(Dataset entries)
....................

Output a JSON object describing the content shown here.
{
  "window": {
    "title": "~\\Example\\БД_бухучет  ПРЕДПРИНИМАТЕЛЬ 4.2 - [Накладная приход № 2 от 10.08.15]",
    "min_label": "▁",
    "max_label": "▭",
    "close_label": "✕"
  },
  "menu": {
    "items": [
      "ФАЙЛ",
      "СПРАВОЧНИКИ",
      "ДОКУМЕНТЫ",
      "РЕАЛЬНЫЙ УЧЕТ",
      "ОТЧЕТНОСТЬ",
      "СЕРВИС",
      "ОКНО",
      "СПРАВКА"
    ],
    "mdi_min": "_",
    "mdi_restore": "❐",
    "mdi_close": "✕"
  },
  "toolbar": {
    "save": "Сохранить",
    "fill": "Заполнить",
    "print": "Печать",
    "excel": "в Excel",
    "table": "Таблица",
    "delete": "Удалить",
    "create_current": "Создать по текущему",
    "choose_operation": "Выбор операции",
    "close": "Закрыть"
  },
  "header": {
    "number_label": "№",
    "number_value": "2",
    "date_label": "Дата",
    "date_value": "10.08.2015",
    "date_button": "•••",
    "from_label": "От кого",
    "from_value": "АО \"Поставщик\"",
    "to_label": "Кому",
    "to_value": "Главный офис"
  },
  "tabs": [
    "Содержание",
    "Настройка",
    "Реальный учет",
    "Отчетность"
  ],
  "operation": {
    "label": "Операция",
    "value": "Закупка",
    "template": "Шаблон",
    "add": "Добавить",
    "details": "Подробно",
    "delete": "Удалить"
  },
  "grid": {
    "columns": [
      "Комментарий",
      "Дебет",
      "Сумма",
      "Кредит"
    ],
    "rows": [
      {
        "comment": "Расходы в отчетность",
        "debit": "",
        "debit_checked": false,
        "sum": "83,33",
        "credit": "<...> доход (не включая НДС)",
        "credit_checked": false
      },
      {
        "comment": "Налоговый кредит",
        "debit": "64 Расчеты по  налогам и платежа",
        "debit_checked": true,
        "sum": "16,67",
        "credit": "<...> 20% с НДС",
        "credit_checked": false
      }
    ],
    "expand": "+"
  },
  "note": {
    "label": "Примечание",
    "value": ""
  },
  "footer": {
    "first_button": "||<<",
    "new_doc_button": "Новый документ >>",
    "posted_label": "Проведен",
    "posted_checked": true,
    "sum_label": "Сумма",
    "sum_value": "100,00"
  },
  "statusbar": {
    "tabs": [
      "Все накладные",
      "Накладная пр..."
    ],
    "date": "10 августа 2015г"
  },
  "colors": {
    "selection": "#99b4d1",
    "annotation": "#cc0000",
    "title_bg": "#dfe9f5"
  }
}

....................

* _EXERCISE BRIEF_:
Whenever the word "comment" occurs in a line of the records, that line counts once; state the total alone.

* _EXPECTED ANSWER_:
2